What you will do → Go through the records and extract every line with the word "Once".

Stored items from a collection →
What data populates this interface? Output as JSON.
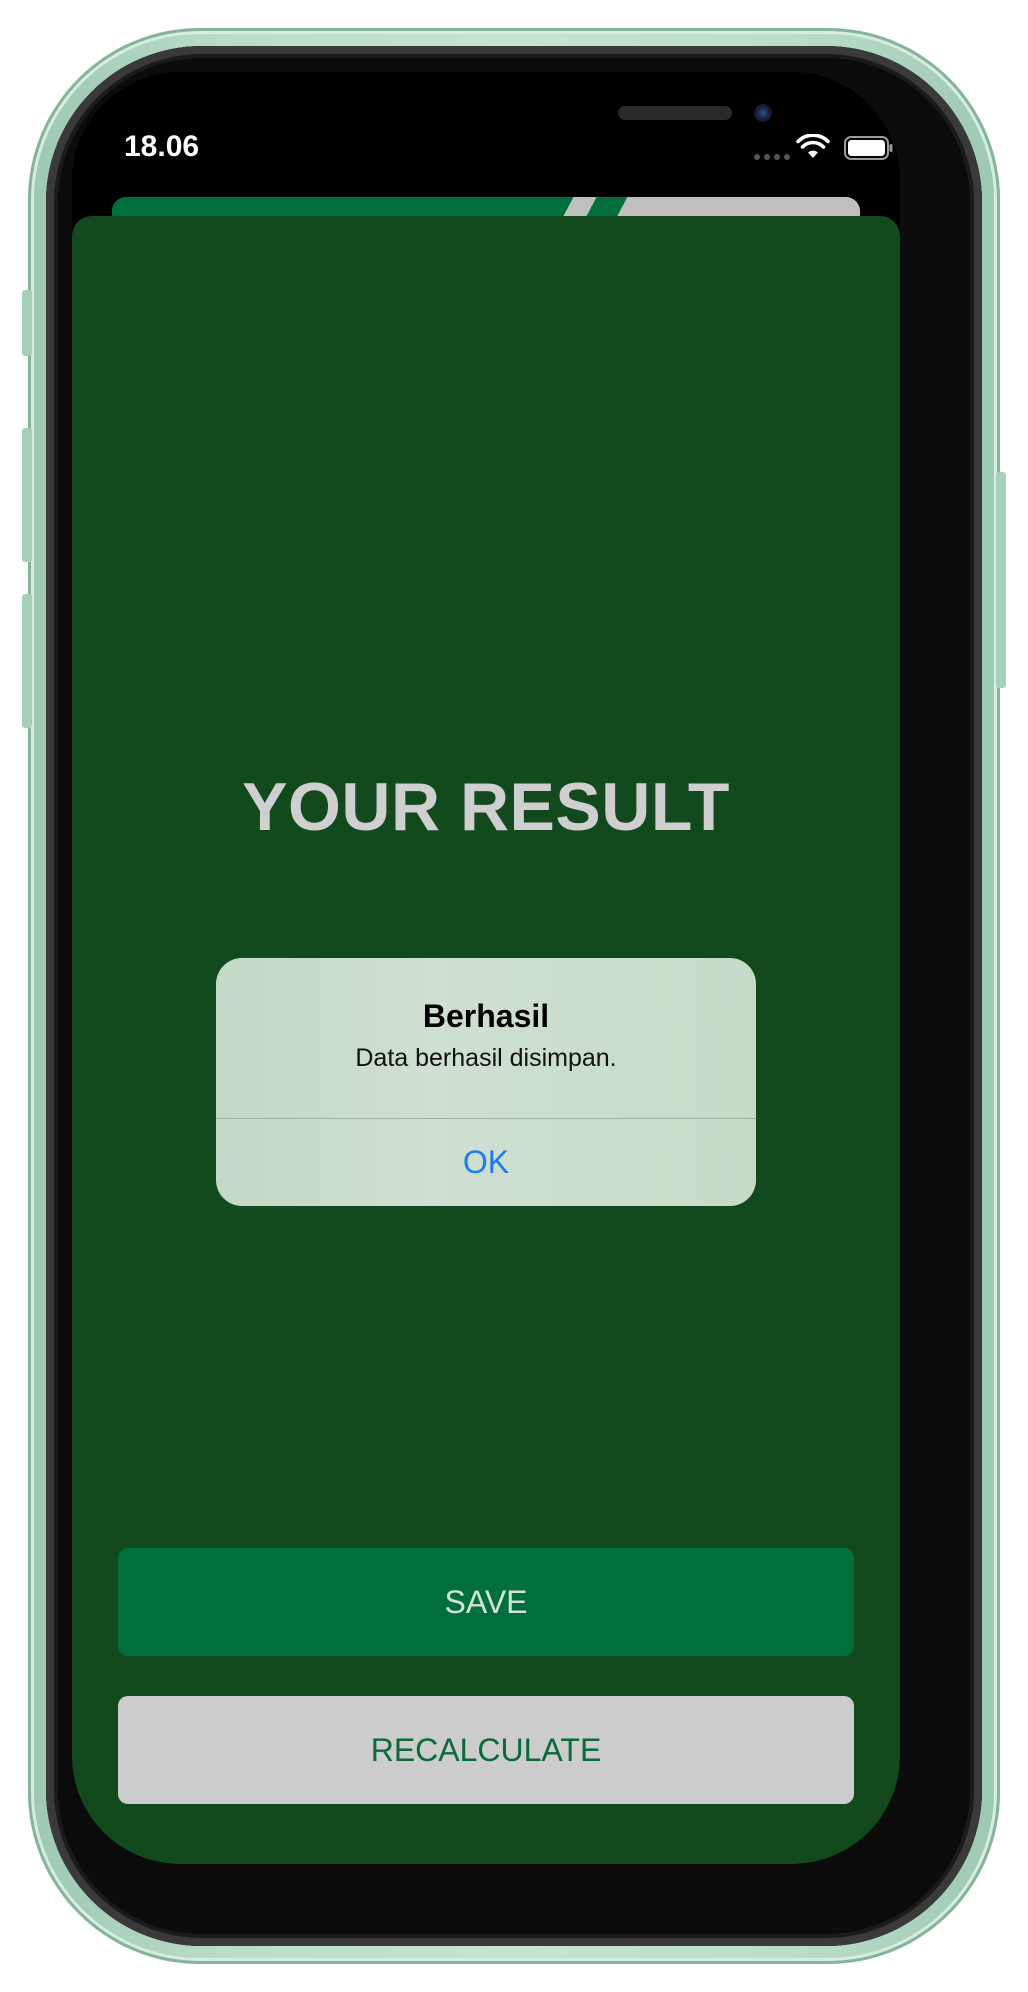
{
  "status_bar": {
    "time": "18.06"
  },
  "result": {
    "title": "YOUR RESULT"
  },
  "alert": {
    "title": "Berhasil",
    "message": "Data berhasil disimpan.",
    "ok_label": "OK"
  },
  "actions": {
    "save_label": "SAVE",
    "recalculate_label": "RECALCULATE"
  },
  "colors": {
    "background": "#124a1e",
    "primary_button": "#006f3c",
    "secondary_button": "#cccccc",
    "alert_action": "#1a7cf0",
    "device_frame": "#b9dcc8"
  },
  "icons": [
    "wifi-icon",
    "battery-icon",
    "signal-dots-icon"
  ]
}
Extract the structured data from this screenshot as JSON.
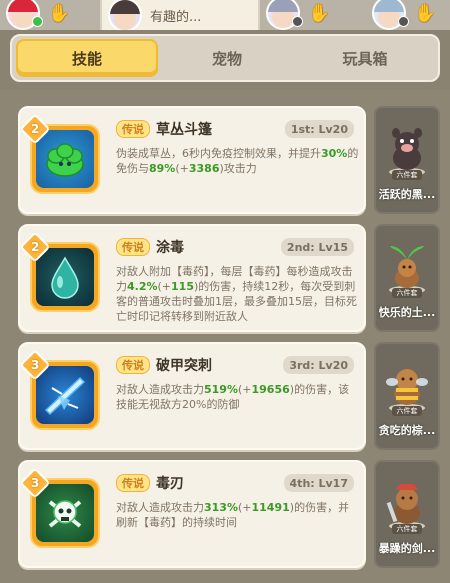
{
  "topbar": {
    "active_name": "有趣的..."
  },
  "tabs": [
    {
      "label": "技能"
    },
    {
      "label": "宠物"
    },
    {
      "label": "玩具箱"
    }
  ],
  "skills": [
    {
      "level": "2",
      "tag": "传说",
      "name": "草丛斗篷",
      "slot": "1st: Lv20",
      "desc_parts": [
        "伪装成草丛，6秒内免疫控制效果，并提升",
        "30%",
        "的免伤与",
        "89%",
        "(+",
        "3386",
        ")攻击力"
      ],
      "icon": "bush-cloak-icon",
      "accent": "#3ed14a"
    },
    {
      "level": "2",
      "tag": "传说",
      "name": "涂毒",
      "slot": "2nd: Lv15",
      "desc_parts": [
        "对敌人附加【毒药】，每层【毒药】每秒造成攻击力",
        "4.2%",
        "(+",
        "115",
        ")的伤害，持续12秒，每次受到刺客的普通攻击时叠加1层，最多叠加15层，目标死亡时印记将转移到附近敌人"
      ],
      "icon": "poison-drop-icon",
      "accent": "#2fb3a3"
    },
    {
      "level": "3",
      "tag": "传说",
      "name": "破甲突刺",
      "slot": "3rd: Lv20",
      "desc_parts": [
        "对敌人造成攻击力",
        "519%",
        "(+",
        "19656",
        ")的伤害，该技能无视敌方20%的防御"
      ],
      "icon": "armor-pierce-icon",
      "accent": "#4fb8ff"
    },
    {
      "level": "3",
      "tag": "传说",
      "name": "毒刃",
      "slot": "4th: Lv17",
      "desc_parts": [
        "对敌人造成攻击力",
        "313%",
        "(+",
        "11491",
        ")的伤害，并刷新【毒药】的持续时间"
      ],
      "icon": "poison-skull-icon",
      "accent": "#49c16a"
    }
  ],
  "pets": [
    {
      "name": "活跃的黑...",
      "chip": "六件套",
      "icon": "black-pig-pet-icon"
    },
    {
      "name": "快乐的土...",
      "chip": "六件套",
      "icon": "sprout-pet-icon"
    },
    {
      "name": "贪吃的棕...",
      "chip": "六件套",
      "icon": "bee-bear-pet-icon"
    },
    {
      "name": "暴躁的剑...",
      "chip": "六件套",
      "icon": "sword-pet-icon"
    }
  ],
  "colors": {
    "tab_active": "#fbd86a",
    "tag_bg": "#ffe48a",
    "highlight_green": "#3a9a25",
    "badge_orange": "#ffb33a"
  }
}
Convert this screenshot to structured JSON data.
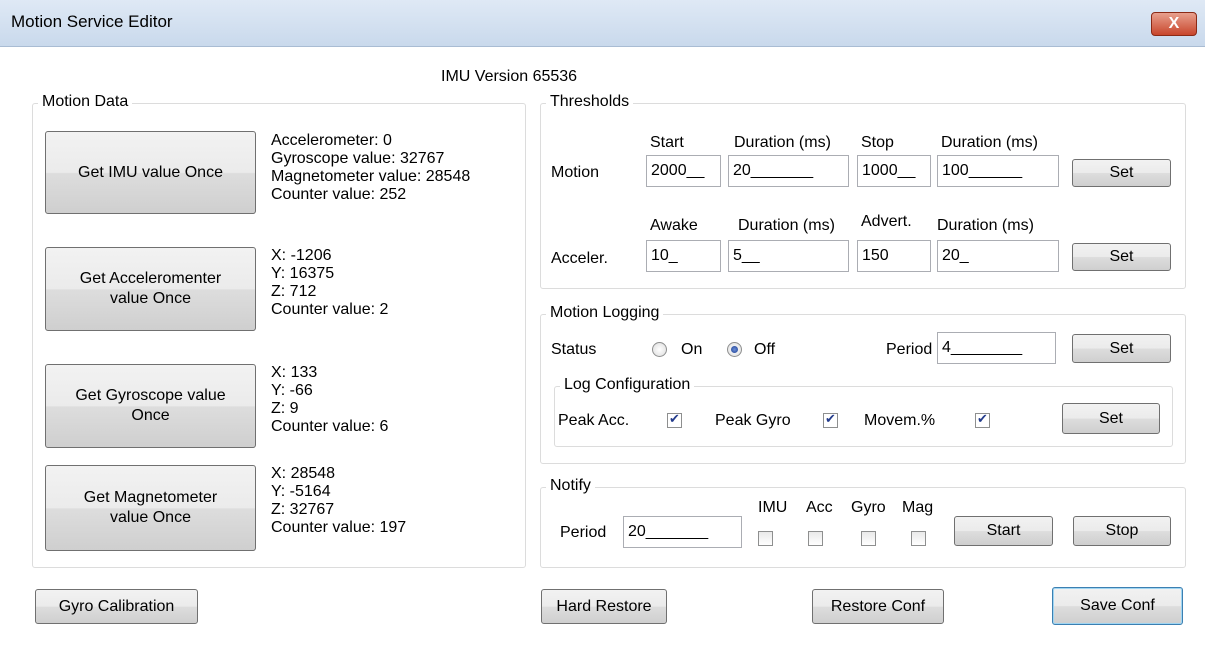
{
  "window": {
    "title": "Motion Service Editor",
    "close_label": "X"
  },
  "imu_version": "IMU Version 65536",
  "motion_data": {
    "legend": "Motion Data",
    "imu": {
      "button": "Get IMU value Once",
      "lines": [
        "Accelerometer: 0",
        "Gyroscope value: 32767",
        "Magnetometer value: 28548",
        "Counter value: 252"
      ]
    },
    "accelerometer": {
      "button_line1": "Get Acceleromenter",
      "button_line2": "value Once",
      "lines": [
        "X: -1206",
        "Y: 16375",
        "Z: 712",
        "Counter value: 2"
      ]
    },
    "gyroscope": {
      "button_line1": "Get Gyroscope value",
      "button_line2": "Once",
      "lines": [
        "X: 133",
        "Y: -66",
        "Z: 9",
        "Counter value: 6"
      ]
    },
    "magnetometer": {
      "button_line1": "Get Magnetometer",
      "button_line2": "value Once",
      "lines": [
        "X: 28548",
        "Y: -5164",
        "Z: 32767",
        "Counter value: 197"
      ]
    }
  },
  "thresholds": {
    "legend": "Thresholds",
    "motion": {
      "label": "Motion",
      "headers": [
        "Start",
        "Duration (ms)",
        "Stop",
        "Duration (ms)"
      ],
      "values": [
        "2000__",
        "20_______",
        "1000__",
        "100______"
      ],
      "set_label": "Set"
    },
    "acceler": {
      "label": "Acceler.",
      "headers": [
        "Awake",
        "Duration (ms)",
        "Advert.",
        "Duration (ms)"
      ],
      "values": [
        "10_",
        "5__",
        "150",
        "20_"
      ],
      "set_label": "Set"
    }
  },
  "motion_logging": {
    "legend": "Motion Logging",
    "status_label": "Status",
    "on_label": "On",
    "off_label": "Off",
    "selected": "Off",
    "period_label": "Period",
    "period_value": "4________",
    "set_label": "Set",
    "log_config": {
      "legend": "Log Configuration",
      "peak_acc_label": "Peak Acc.",
      "peak_gyro_label": "Peak Gyro",
      "movem_label": "Movem.%",
      "peak_acc_checked": true,
      "peak_gyro_checked": true,
      "movem_checked": true,
      "set_label": "Set"
    }
  },
  "notify": {
    "legend": "Notify",
    "period_label": "Period",
    "period_value": "20_______",
    "imu_label": "IMU",
    "acc_label": "Acc",
    "gyro_label": "Gyro",
    "mag_label": "Mag",
    "start_label": "Start",
    "stop_label": "Stop"
  },
  "bottom": {
    "gyro_calibration": "Gyro Calibration",
    "hard_restore": "Hard Restore",
    "restore_conf": "Restore Conf",
    "save_conf": "Save Conf"
  }
}
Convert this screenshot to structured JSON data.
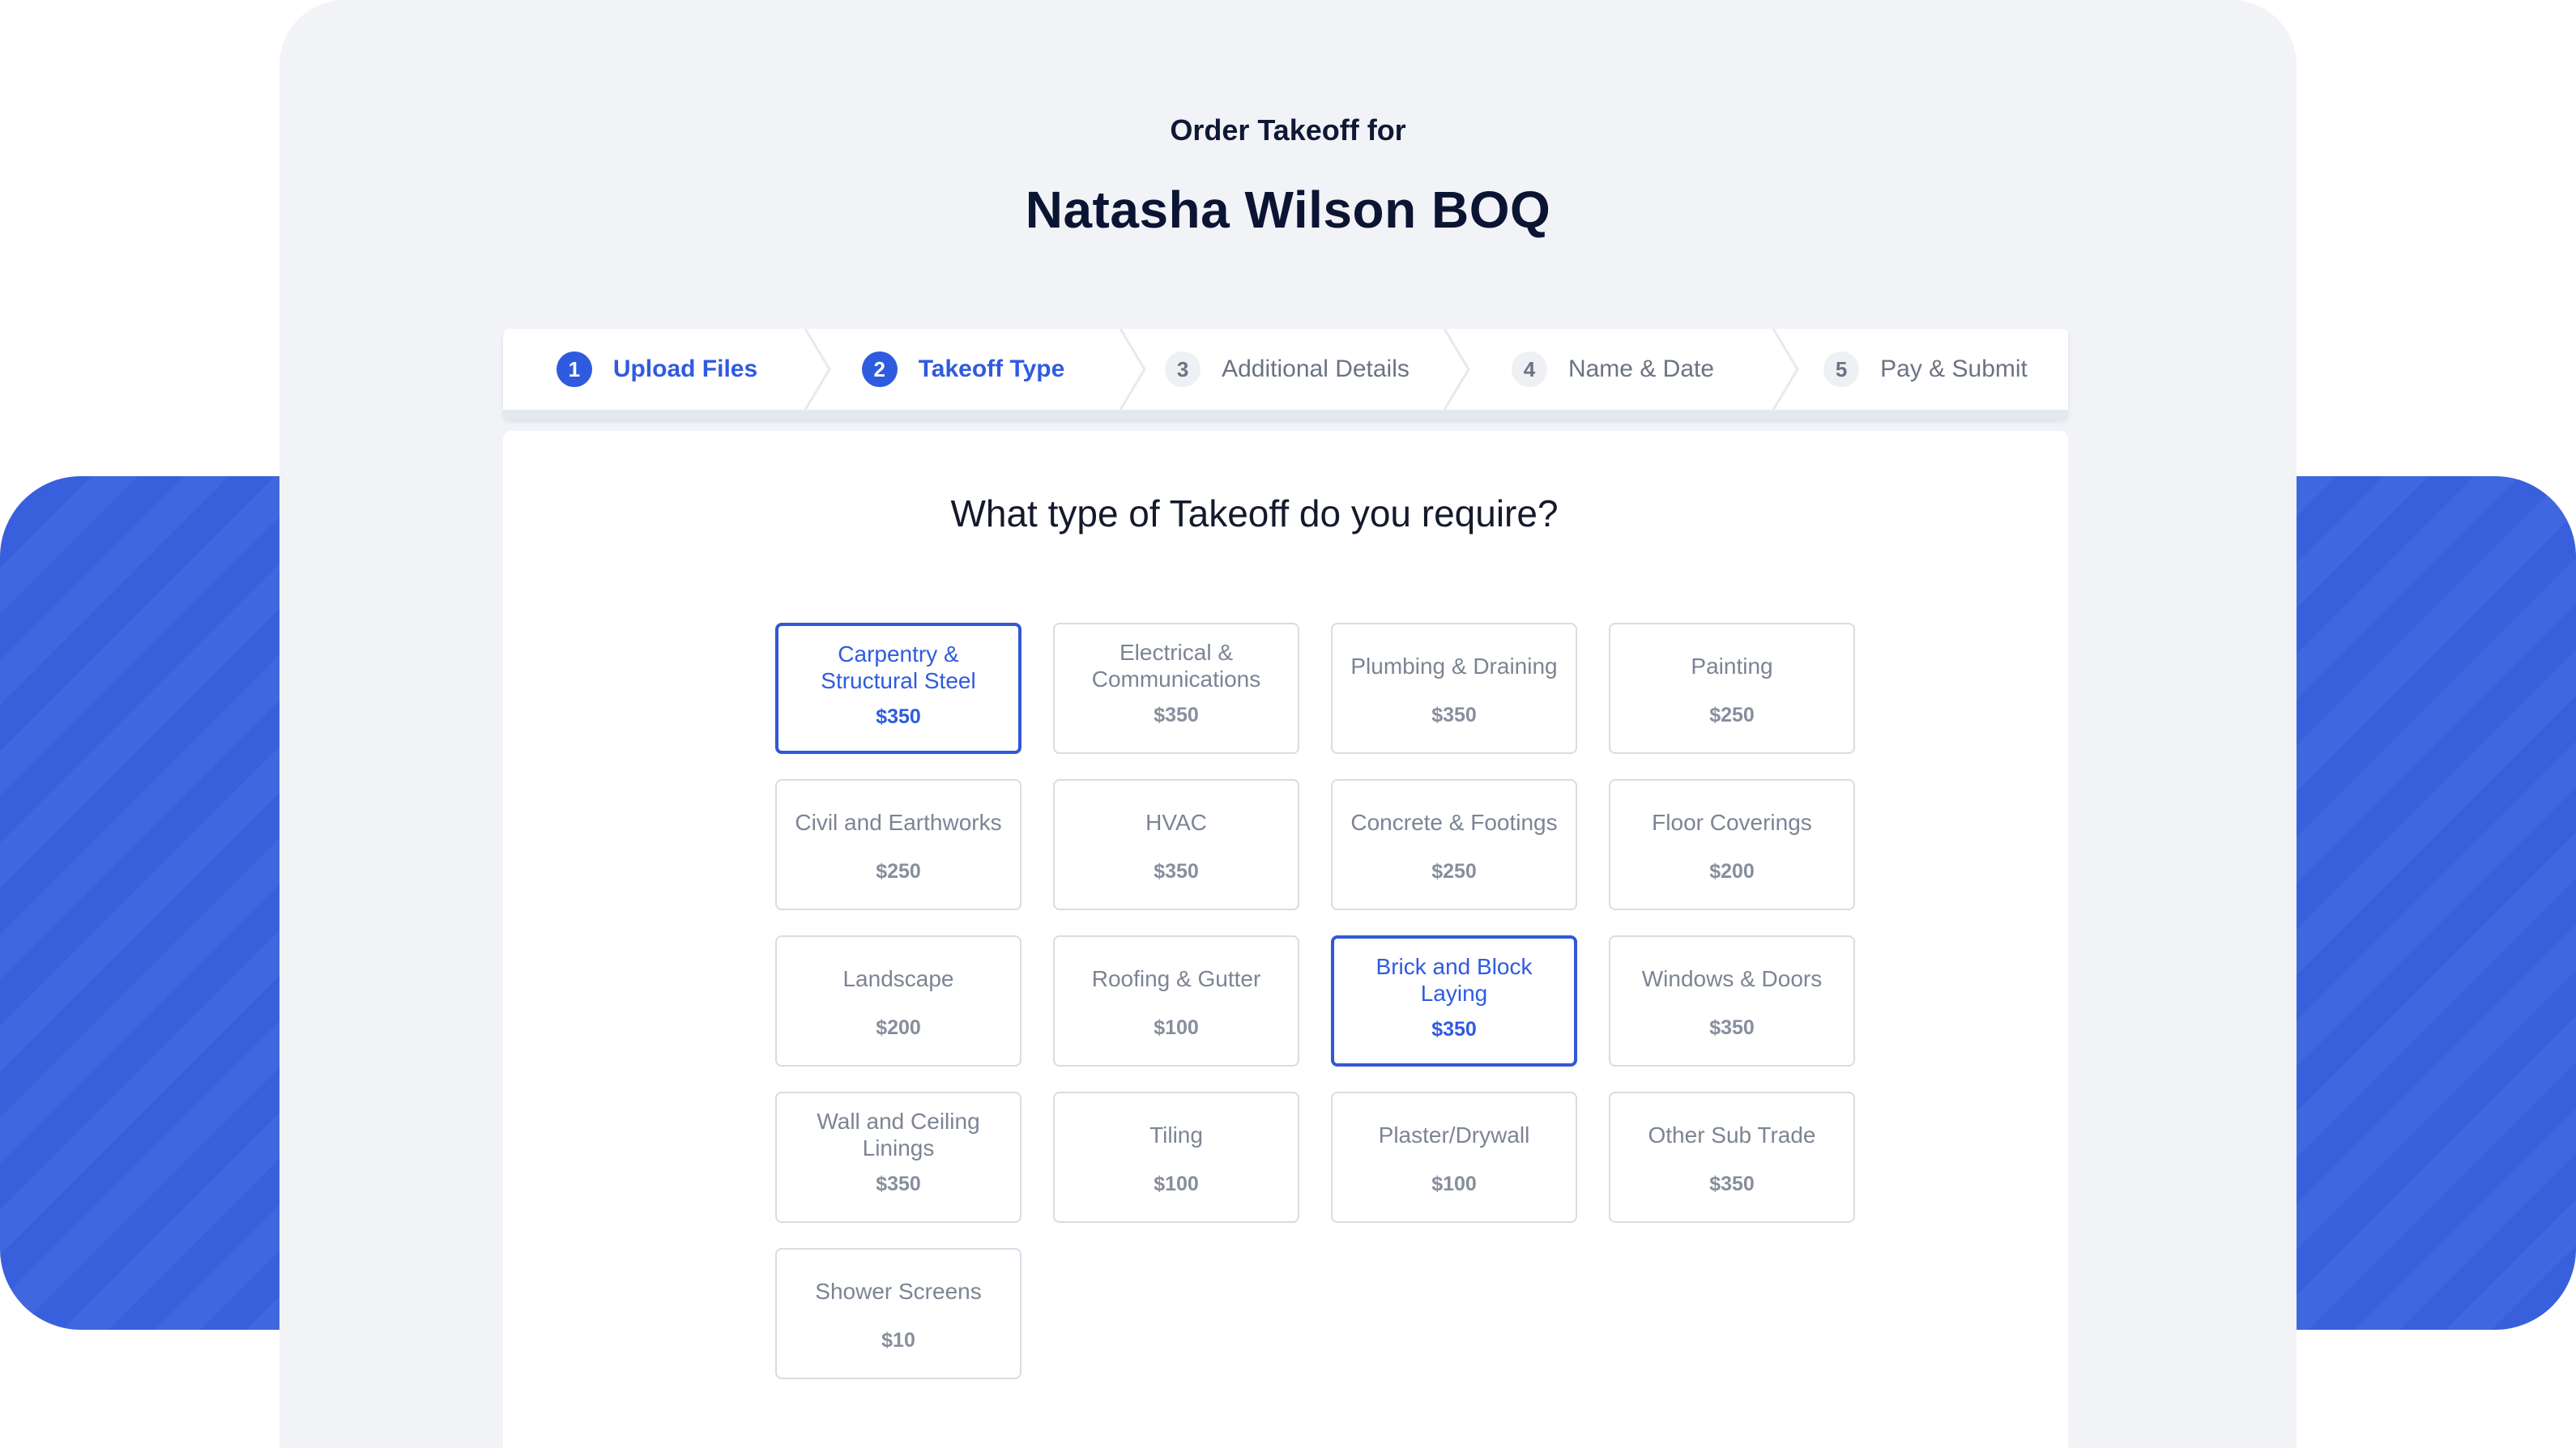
{
  "header": {
    "subtitle": "Order Takeoff for",
    "title": "Natasha Wilson BOQ"
  },
  "steps": [
    {
      "num": "1",
      "label": "Upload Files",
      "state": "done"
    },
    {
      "num": "2",
      "label": "Takeoff Type",
      "state": "active"
    },
    {
      "num": "3",
      "label": "Additional Details",
      "state": "pending"
    },
    {
      "num": "4",
      "label": "Name & Date",
      "state": "pending"
    },
    {
      "num": "5",
      "label": "Pay & Submit",
      "state": "pending"
    }
  ],
  "question": "What type of Takeoff do you require?",
  "options": [
    {
      "name": "Carpentry & Structural Steel",
      "price": "$350",
      "selected": true
    },
    {
      "name": "Electrical & Communications",
      "price": "$350",
      "selected": false
    },
    {
      "name": "Plumbing & Draining",
      "price": "$350",
      "selected": false
    },
    {
      "name": "Painting",
      "price": "$250",
      "selected": false
    },
    {
      "name": "Civil and Earthworks",
      "price": "$250",
      "selected": false
    },
    {
      "name": "HVAC",
      "price": "$350",
      "selected": false
    },
    {
      "name": "Concrete & Footings",
      "price": "$250",
      "selected": false
    },
    {
      "name": "Floor Coverings",
      "price": "$200",
      "selected": false
    },
    {
      "name": "Landscape",
      "price": "$200",
      "selected": false
    },
    {
      "name": "Roofing & Gutter",
      "price": "$100",
      "selected": false
    },
    {
      "name": "Brick and Block Laying",
      "price": "$350",
      "selected": true
    },
    {
      "name": "Windows & Doors",
      "price": "$350",
      "selected": false
    },
    {
      "name": "Wall and Ceiling Linings",
      "price": "$350",
      "selected": false
    },
    {
      "name": "Tiling",
      "price": "$100",
      "selected": false
    },
    {
      "name": "Plaster/Drywall",
      "price": "$100",
      "selected": false
    },
    {
      "name": "Other Sub Trade",
      "price": "$350",
      "selected": false
    },
    {
      "name": "Shower Screens",
      "price": "$10",
      "selected": false
    }
  ],
  "colors": {
    "accent": "#2f5bdf",
    "band": "#3860dc",
    "panel": "#f1f3f7"
  }
}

Task result →
      "button": "Get IMU value Once",
      "button_line2": "value Once",
      "button_line2": "Once",
      "button_line2": "value Once",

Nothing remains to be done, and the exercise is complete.